== Segment start ==

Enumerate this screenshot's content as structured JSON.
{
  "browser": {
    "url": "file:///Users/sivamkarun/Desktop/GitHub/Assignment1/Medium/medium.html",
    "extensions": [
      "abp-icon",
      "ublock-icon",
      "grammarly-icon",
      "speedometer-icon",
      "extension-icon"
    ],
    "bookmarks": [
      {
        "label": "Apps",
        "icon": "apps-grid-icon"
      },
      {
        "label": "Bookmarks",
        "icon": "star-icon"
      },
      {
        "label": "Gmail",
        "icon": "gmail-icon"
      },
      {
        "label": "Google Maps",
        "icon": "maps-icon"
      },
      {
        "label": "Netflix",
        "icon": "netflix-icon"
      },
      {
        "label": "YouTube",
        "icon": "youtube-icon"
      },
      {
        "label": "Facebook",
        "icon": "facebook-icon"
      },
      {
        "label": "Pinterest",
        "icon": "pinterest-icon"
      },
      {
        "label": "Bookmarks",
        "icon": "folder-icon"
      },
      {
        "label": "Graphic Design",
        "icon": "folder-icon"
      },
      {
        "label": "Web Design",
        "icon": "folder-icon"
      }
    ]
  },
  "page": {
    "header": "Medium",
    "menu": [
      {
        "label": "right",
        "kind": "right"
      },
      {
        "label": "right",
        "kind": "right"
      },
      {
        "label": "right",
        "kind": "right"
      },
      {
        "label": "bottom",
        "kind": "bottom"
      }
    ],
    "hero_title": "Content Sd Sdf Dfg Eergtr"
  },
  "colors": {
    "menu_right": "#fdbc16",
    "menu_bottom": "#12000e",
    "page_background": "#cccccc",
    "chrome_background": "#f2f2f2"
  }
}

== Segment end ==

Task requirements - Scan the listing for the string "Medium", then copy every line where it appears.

Reply -
    "url": "file:///Users/sivamkarun/Desktop/GitHub/Assignment1/Medium/medium.html",
    "header": "Medium",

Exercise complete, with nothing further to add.